Throughout the past few weeks or so, you may have heard of nationwide protests in Poland. On October 22nd, the Constitutional Tribunal instituted a law declaring that abortions for malformed fetuses to be unconstitutional, thus banning what few abortions were allowed in the country. Thousands of Polish women and their allies have taken to the streets to protest the government’s decision; protests beginning the same day the law was announced. On the next day, people took to the streets in 60 Polish cities. On October 24th, people protested in more public spaces and even in front of homes of far-right activists. The following day, protestors staged sit-ins in places of worship, disrupting mass in several cities.

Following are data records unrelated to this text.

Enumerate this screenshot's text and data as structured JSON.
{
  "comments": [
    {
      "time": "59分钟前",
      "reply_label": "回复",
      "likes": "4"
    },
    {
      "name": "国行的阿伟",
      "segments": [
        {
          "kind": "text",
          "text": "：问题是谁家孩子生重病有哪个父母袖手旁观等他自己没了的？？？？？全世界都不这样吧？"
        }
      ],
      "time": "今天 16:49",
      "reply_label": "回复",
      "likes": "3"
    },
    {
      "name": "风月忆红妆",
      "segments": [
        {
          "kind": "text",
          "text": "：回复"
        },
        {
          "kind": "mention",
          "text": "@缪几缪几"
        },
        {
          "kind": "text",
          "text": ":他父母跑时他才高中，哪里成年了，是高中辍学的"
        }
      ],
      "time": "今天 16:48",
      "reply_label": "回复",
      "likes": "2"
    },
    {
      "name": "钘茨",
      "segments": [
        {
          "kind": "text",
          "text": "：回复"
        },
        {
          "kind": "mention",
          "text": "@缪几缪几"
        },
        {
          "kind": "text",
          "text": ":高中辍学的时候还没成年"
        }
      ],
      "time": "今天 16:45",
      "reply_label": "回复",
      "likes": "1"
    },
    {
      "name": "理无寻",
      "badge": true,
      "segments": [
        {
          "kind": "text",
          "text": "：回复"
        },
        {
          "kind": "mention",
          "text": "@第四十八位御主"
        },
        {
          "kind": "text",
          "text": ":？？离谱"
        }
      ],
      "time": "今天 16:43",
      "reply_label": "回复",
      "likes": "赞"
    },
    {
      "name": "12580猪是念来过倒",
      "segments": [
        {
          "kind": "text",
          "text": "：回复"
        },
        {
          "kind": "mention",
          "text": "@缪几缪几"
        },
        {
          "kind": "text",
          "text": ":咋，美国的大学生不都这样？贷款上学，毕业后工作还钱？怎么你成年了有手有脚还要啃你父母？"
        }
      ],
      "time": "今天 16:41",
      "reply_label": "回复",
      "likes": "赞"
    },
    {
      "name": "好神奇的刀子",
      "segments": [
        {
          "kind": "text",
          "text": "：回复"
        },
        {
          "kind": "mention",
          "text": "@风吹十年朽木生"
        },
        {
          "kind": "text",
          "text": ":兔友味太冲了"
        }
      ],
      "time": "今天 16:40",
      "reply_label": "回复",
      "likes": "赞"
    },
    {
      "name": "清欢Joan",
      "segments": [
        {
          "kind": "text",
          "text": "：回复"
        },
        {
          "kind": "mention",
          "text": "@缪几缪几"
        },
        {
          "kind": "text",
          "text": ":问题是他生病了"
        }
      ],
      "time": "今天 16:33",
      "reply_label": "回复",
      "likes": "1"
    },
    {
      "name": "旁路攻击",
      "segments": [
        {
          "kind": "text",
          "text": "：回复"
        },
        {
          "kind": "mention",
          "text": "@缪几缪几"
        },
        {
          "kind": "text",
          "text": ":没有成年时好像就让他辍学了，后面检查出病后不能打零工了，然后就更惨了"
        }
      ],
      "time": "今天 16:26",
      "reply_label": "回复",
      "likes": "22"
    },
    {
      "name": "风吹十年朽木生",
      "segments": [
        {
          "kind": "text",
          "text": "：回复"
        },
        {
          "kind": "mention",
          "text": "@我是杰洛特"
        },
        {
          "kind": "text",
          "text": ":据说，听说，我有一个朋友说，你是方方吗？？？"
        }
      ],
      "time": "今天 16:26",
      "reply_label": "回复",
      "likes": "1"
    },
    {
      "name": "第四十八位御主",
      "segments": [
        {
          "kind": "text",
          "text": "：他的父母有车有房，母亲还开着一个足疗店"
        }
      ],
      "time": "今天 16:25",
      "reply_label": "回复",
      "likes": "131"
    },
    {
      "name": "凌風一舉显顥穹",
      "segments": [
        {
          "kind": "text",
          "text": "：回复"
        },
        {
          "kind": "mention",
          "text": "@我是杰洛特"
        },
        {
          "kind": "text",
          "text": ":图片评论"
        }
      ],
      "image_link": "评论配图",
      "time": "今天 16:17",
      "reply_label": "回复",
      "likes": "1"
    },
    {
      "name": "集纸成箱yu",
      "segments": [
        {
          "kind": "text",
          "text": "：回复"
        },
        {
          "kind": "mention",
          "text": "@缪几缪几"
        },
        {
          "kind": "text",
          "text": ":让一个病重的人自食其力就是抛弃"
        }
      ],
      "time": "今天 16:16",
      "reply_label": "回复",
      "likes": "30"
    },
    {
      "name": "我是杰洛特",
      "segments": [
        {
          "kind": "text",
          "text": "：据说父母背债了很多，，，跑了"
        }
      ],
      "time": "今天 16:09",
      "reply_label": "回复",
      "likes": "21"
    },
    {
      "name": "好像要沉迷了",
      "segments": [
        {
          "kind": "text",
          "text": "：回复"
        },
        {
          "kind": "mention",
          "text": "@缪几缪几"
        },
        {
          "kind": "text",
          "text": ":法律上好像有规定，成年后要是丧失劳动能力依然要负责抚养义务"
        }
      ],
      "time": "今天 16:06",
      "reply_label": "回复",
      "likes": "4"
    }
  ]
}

On October 27th, the All-Poland Women’s Strike revealed a list of demands which included the following:
- Full women’s rights: legal abortion, sex education, and contraception,
- Interpreting the Constitutional Tribunal’s ruling as stated by the president of the tribunal, Julia Przyłębska, as her personal testimony instead of a legal ruling,

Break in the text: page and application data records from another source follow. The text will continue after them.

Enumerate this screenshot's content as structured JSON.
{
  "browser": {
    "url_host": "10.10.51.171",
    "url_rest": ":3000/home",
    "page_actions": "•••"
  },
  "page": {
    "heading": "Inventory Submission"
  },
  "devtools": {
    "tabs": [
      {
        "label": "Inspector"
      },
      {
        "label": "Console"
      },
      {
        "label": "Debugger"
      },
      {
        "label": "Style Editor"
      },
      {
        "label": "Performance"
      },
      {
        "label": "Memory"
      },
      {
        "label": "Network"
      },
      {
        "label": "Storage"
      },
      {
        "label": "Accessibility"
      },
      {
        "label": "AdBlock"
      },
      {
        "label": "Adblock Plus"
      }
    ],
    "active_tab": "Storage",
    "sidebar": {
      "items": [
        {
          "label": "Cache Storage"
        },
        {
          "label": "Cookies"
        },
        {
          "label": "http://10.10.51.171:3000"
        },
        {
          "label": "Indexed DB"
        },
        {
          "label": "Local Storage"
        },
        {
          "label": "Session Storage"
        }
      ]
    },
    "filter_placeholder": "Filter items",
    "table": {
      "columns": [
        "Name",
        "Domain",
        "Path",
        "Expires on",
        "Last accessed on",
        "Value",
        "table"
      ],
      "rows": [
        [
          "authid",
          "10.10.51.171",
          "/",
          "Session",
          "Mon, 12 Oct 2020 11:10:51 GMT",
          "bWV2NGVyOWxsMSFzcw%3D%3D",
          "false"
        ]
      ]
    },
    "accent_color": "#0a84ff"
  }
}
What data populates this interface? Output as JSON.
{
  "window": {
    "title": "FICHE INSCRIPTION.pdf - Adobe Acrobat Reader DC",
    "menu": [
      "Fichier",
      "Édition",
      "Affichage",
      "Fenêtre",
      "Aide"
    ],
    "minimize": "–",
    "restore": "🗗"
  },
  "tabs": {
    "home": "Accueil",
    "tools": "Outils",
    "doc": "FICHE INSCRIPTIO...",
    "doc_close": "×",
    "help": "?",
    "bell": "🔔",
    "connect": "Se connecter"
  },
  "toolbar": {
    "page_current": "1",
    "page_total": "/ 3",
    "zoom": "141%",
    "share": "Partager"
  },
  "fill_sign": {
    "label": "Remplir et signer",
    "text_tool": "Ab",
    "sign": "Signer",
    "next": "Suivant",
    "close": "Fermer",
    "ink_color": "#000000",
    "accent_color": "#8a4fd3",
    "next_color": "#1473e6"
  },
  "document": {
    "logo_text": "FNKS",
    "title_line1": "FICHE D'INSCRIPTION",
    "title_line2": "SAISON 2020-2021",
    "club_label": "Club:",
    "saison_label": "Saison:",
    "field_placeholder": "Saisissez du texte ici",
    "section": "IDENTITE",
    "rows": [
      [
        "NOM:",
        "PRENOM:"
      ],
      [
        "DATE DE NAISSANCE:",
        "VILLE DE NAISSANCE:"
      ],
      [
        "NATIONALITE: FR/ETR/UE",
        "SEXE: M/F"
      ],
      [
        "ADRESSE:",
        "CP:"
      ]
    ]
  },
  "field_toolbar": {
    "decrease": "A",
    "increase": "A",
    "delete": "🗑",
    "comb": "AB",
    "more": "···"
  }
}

- “The return of a real (independent) Constitutional Tribunal,”
- “The return to a neutral (independent) Supreme Court of Poland that is not controlled by PiS,”
- “The appointment of a real (independent) Polish Ombudsman to succeed Adam Bodnar, who reached the end of his term,”

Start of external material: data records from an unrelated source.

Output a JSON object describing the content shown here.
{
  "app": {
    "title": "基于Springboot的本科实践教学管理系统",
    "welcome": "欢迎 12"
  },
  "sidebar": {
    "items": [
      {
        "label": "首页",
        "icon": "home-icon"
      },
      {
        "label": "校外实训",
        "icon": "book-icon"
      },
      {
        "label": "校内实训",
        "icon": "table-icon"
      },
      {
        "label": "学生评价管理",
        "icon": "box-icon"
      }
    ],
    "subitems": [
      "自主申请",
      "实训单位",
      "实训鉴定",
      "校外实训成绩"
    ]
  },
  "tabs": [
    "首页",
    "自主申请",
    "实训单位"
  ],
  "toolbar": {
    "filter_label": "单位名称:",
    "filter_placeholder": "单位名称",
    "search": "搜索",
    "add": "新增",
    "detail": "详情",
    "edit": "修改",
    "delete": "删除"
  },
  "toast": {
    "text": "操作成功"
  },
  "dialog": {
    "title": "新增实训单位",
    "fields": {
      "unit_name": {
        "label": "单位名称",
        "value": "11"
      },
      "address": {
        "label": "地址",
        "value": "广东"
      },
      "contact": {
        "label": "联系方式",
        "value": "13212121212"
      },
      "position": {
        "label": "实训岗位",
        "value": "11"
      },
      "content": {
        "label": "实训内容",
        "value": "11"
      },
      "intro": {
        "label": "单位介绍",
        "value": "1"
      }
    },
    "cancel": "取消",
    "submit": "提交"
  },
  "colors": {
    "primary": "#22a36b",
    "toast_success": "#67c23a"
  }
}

- The overthrow of the rule of the Law and Justice Party.
By October 28th, approximately 430,000 people had participated in protests in 430 cities throughout the country. The movement garnered nationwide support under the slogan: “I’m not going to work.” Many workplaces have allowed their employees to protest. Universities, several local media outlets, and a few companies, including MBank have also voiced their support for the strikes.
Following the mass protests, President Andrzej Duda unveiled a bill that would restore legal abortion under three grounds: “ because of a threat to the life and health of the mother,  because of rape or incest and  because of severe and irreversible damage to the fetus which leads to the death of the child.” Despite this proposal, the government has yet to renounce the law and has chosen to delay its publication and implementation as announced on November 3rd.
As of the writing of this article, November 8th, the protests are still ongoing. However, this is not the first time protests for abortion have occurred in Poland. In 2015, a bill proposing the outright ban of all abortions was rejected. The former led to the “Czarny Protest” (Black Protest), in 2016. when restrictions surrounding abortions were tightened.
With the ongoing situation, there are still developments to come, and Poland must not be forgotten. According to Amnesty International on October 29th, protestors have faced excessive force from the police and have been unlawfully detained without access to a lawyer. On top of police interference, there have been non-state agitators who have identified themselves with white armbands. These agitators were seen attacking protestors and even pepper spraying former minister and member of parliament Bartłomiej Sienkiewicz. Sienkiewicz described the agitators as neo-Nazis who were encouraged by Poland’s de facto leader Jarosław Kaczyński. During the commotion, he noted that there was a lack of police presence.
By Angélique Chu